## What to do
In the entries below, find each line with the word "Nguoi" and return it.

*** Data ***

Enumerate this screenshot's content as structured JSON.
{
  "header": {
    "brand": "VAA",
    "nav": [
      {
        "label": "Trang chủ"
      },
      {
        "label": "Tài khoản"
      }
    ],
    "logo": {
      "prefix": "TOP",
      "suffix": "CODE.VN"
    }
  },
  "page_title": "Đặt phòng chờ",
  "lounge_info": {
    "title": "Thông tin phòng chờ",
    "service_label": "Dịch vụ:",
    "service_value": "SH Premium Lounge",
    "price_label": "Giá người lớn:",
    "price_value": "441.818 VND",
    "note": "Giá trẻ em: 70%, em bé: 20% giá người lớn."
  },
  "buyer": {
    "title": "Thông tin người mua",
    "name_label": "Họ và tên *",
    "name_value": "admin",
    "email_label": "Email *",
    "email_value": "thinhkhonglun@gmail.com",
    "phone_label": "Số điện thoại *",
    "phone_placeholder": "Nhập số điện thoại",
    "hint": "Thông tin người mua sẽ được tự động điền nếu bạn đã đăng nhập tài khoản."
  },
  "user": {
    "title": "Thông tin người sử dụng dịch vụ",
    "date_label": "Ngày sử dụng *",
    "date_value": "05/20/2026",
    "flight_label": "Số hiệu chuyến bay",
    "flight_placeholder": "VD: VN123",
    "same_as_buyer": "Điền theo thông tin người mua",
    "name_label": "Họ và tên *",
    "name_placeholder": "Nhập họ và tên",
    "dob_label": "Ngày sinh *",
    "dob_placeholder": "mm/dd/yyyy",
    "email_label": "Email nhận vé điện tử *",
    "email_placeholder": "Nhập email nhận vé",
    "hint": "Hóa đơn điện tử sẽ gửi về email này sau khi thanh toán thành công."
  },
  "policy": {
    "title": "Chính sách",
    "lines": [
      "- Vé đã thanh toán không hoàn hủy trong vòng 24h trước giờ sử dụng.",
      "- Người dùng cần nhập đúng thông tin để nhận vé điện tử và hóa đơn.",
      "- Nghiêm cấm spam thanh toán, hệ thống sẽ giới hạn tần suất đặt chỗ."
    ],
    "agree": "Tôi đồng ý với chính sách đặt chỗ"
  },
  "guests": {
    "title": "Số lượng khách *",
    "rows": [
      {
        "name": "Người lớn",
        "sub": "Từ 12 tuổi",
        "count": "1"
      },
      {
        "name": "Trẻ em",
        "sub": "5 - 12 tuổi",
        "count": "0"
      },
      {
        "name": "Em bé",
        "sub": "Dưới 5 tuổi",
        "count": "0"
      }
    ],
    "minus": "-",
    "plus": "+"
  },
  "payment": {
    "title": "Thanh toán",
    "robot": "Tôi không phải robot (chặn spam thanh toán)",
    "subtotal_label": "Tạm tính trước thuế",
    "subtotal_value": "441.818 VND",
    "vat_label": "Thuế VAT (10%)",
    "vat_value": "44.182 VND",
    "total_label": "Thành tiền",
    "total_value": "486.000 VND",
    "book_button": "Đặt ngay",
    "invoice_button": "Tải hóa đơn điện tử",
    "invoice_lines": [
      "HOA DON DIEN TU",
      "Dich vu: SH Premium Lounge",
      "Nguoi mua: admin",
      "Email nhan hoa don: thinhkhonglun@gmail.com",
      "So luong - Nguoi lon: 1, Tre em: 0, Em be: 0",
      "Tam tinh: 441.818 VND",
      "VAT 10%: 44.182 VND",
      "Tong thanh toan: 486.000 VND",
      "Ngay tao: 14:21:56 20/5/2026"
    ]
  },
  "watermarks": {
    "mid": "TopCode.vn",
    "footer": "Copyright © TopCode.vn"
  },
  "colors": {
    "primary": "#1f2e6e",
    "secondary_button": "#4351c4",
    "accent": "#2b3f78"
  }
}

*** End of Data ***

## Solution for this exercise
      "Nguoi mua: admin",
      "So luong - Nguoi lon: 1, Tre em: 0, Em be: 0",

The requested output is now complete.